The driver can tell you if it supports multiple databases (i.e. it is V4 or greater) by looking at the driver.supports_multi_db() method with will return either True or False. The following print statement illustrates how to use this method.

print("multi_db: {}".format(driver.supports_multi_db()))

The driver will verify it’s host and port as well as tell you if it is using encryption. The following print statement illustrates the driver properties that supply this information.

print("Host: {}".format(driver.default_host))
print("Port: {}".format(driver.default_port))
print("Encrypted: {}".format(driver.encrypted))

Finally, the driver provides a “close” method that should be used when the application is finished accessing Neo4j. The close method will close all connections in the shared connection pool managed by the driver.

What happens when the driver object simply goes out of scope?

# close the driver
driver.close()

Summary

Here’s the entire script we’ve built up in this post you can copy this into a text file and run it using Idle or whatever python IDE you like.

from neo4j import GraphDatabase
print("tutorialconnect.py - starting")
# create the uri for the connection
uri = "neo4j://localhost:7687"

# create a driver object
driver = GraphDatabase.driver(uri, auth=("neo4j", "nachodog"))
print("tutorialconnect.py - driver created")

# get info about the driver
print("connected: {}".format(driver.verify_connectivity()))

print("multi_db: {}".format(driver.supports_multi_db()))

print("Host: {}".format(driver.default_host))
print("Port: {}".format(driver.default_port))
print("Encrypted: {}".format(driver.encrypted))

# close the driver
driver.close()

print("tutorialconnect.py - driver closed")

The following is the output from running the script in idle.

Python 3.8.2 (tags/v3.8.2:7b3ab59, Feb 25 2020, 23:03:10) [MSC v.1916 64 bit (AMD64)] on win32
Type "help", "copyright", "credits" or "license()" for more information.
>>> 
====== RESTART: C:\Users\Jsing\PythonEnvV4Test\Source\tutorialconnect1.py ======
tutorialconnect.py - starting
tutorialconnect.py - driver created

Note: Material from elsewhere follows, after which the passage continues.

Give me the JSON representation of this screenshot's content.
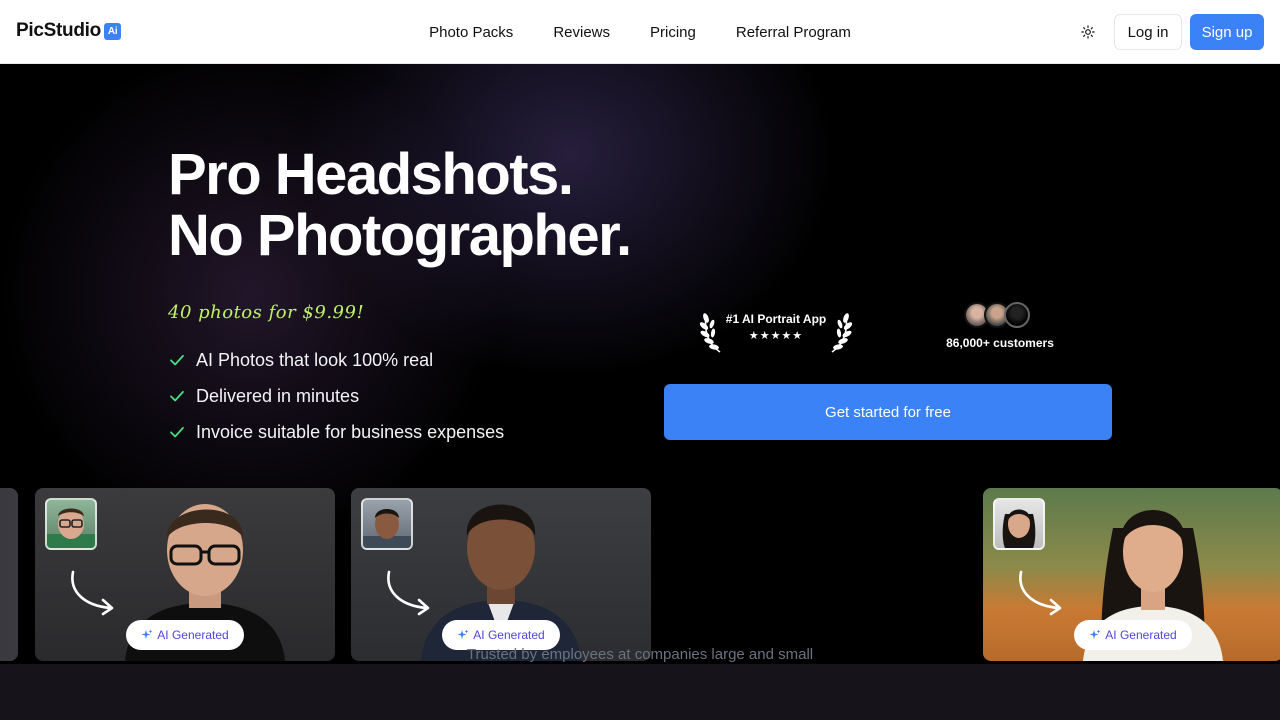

Warning (from warnings module):
  File "C:\Users\Jsing\PythonEnvV4Test\Source\tutorialconnect1.py", line 11
    print("connected: {}".format(driver.verify_connectivity()))
ExperimentalWarning: The configuration may change in the future.
connected: {IPv4Address(('localhost', 7687)): [{'ttl': 300, 'servers': [{'addresses': ['localhost:7687'], 'role': 'WRITE'}, {'addresses': ['localhost:7687'], 'role': 'READ'}, {'addresses': ['localhost:7687'], 'role': 'ROUTE'}]}]}

Warning (from warnings module):
  File "C:\Users\Jsing\PythonEnvV4Test\Source\tutorialconnect1.py", line 13
    print("multi_db: {}".format(driver.supports_multi_db()))
ExperimentalWarning: Feature support query, based on Bolt Protocol Version and Neo4j Server Version will change in the future.
multi_db: True
Host: localhost
Port: 7687
Encrypted: False
tutorialconnect.py - driver closed
>>> 

Note the “Warning (from warnings module):” sections of the output. Neo4j is actually warning us that some functionality may be subject to change in the future (imagine that). This will be covered in more detail in a post on error handling.

You might be wondering how do I specify which database I want to use if your Neo4j 4.x server as been configured with multiple databases. That is specified as a part of creating the Session object and is covered in another post.

That’s it for connecting to a Neo4j server using the Python driver.

Be sure to check out the additional posts on how to use Python to access Neo4j.